Shirin Neshat’s Women of Allah series explores the lines between religion, gender, and politics through a series of portrait photographs depicting presumably Muslim women, Arabic script, and guns. This photo, which comes from the series, is no exception. The audience is immediately confronted by the figure, who calmly yet confidently stares directly back at the viewer; it is obvious that the compositional focal point of this work is the figure’s eyes. The eyes, while feminine and heavily adorned with makeup, do not seem to sexualize the figure. As one radiates outward from the eyes, the viewer begins to notice Persian script scrawled across the figure’s face. This detail, seemingly added by hand after the initial photograph was taken, contains further allusions to Neshat’s conceptual framework. The text is derived from old Persian poetry describing ideas such as femininity and martyrdom. It is clear, however, that the majority of Neshat’s American, English-speaking audience would not be able to read the script or comprehend its meaning. It is likely that most of her audience would assume the text held a religious connotation, though, given that the figure is dressed in the veil and the work is established as religious in the title. As a result, the text serves as a symbol of religion and its practice for those who do not read Arabic and as a rich conceptual detail for those who might. The way in which the text is inked over her face is also significant in that it gives the illusion that the text is tattooed over the figure’s face. By associating this female Muslim figure with tattooing, a certain strength of character is implied, making her seem strong and quietly aggressive.
As one continues outward from the face, the next thing the viewer notices is the veil that the figure is wearing. The chador is very meticulously used in this context. Muslim women are often stereotypically portrayed wearing some sort of veil; it can either make them seem weak and helpless, or it can make them seem overly mysterious and sexualize them in the process. In this photograph, however, Neshat is able to accomplish something quite different. The black veil, which provides stark contrast with the pale, text-covered face of the figure, does not cover her face completely; this allows her facial expression to communicate her strength and conviction instead of diluting it. The veil also does not give the figure’s body detail in shape or sexual allure. Instead, it provides just enough definition to define her body and then obscures the rest of her form.
The last thing that the viewer notices– or perhaps the second, as it stands at the front of the photograph, making it the closest object to the audience in the photo– is the gun that bilaterally dissects the figure’s face and carries the viewer vertically through the image. Visually, the shiny metal of the gun contrasts with the figure’s face in color and in texture. It also blends downward below the face into the veil, obscuring it within the fabric. Symbolically, the gun is representative of strength and violence; it most definitely gives the photo an aggressive quality that, when paired with the direct expression of the figure and the “tattooed” text across her face, make the photo seem angry and militant.
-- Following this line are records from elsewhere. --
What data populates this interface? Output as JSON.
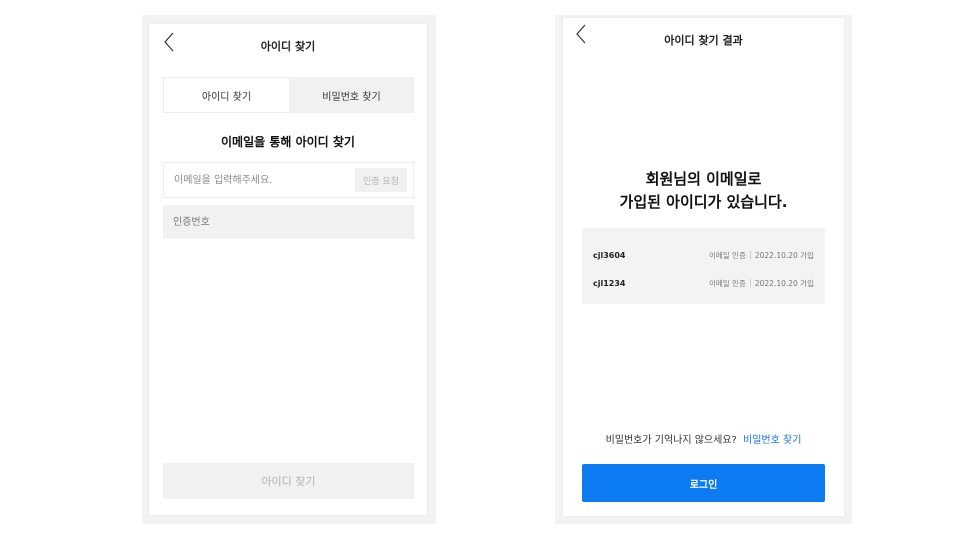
{
  "find_id": {
    "title": "아이디 찾기",
    "tabs": [
      {
        "label": "아이디 찾기",
        "active": true
      },
      {
        "label": "비밀번호 찾기",
        "active": false
      }
    ],
    "heading": "이메일을 통해 아이디 찾기",
    "email_placeholder": "이메일을 입력해주세요.",
    "request_button": "인증 요청",
    "code_placeholder": "인증번호",
    "submit_button": "아이디 찾기"
  },
  "result": {
    "title": "아이디 찾기 결과",
    "heading_line1": "회원님의 이메일로",
    "heading_line2": "가입된 아이디가 있습니다.",
    "accounts": [
      {
        "id": "cjl3604",
        "method": "이메일 인증",
        "joined": "2022.10.20 가입"
      },
      {
        "id": "cjl1234",
        "method": "이메일 인증",
        "joined": "2022.10.20 가입"
      }
    ],
    "prompt": "비밀번호가 기억나지 않으세요?",
    "prompt_link": "비밀번호 찾기",
    "login_button": "로그인"
  },
  "colors": {
    "accent": "#0d7cf2",
    "link": "#1a73e8",
    "panel_bg": "#f3f3f3",
    "disabled_text": "#b3b3b3"
  },
  "icons": {
    "back": "chevron-left-icon"
  }
}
All of these factors collectively serve a greater conceptual purpose. They need to work together in order to highlight the ideological conversation Neshat wants to have in the piece. It is obvious that Neshat is engaging these details in a commentary about Islam. On one hand, the gender of the figure (female), the intellectual allusions behind the Persian script, and the reference to veiling make this piece about the gendering of women in Islam. Because women are so often portrayed as either helpless or overly sexual as a result of the veil, Neshat makes a conscious effort to break away from these stereotypes, making it known that she feels that Muslim women are strong, intelligent, dedicated, and confident. This is only further emphasized by the presence of the gun, a reference to women’s vital role in the fight centered around the Islamic State. At the same time that the gun gives the gender and character of the figure some strength, it also carries its own aggression that is notable for referencing and critiquing militarization and the politicization of Islam, an issue Neshat talks about in many of her works. The gun additionally seems to reference stereotypes that came about in the eighties and nineties as a result of the wars in Iran. Many non-Muslim individuals outside of Iran, especially in America, seemed even at that time to jump to the conclusion that the gun was a reference to terrorism and radical religious violence. Neshat was highly aware of this reaction and exploited it in her photo. By presenting elements that have such significant multiple meanings, she is able to engage her audience in a way that sparks conversations about the line between religion and politics, militarization and intimidation, and gender as it exists in Islam today.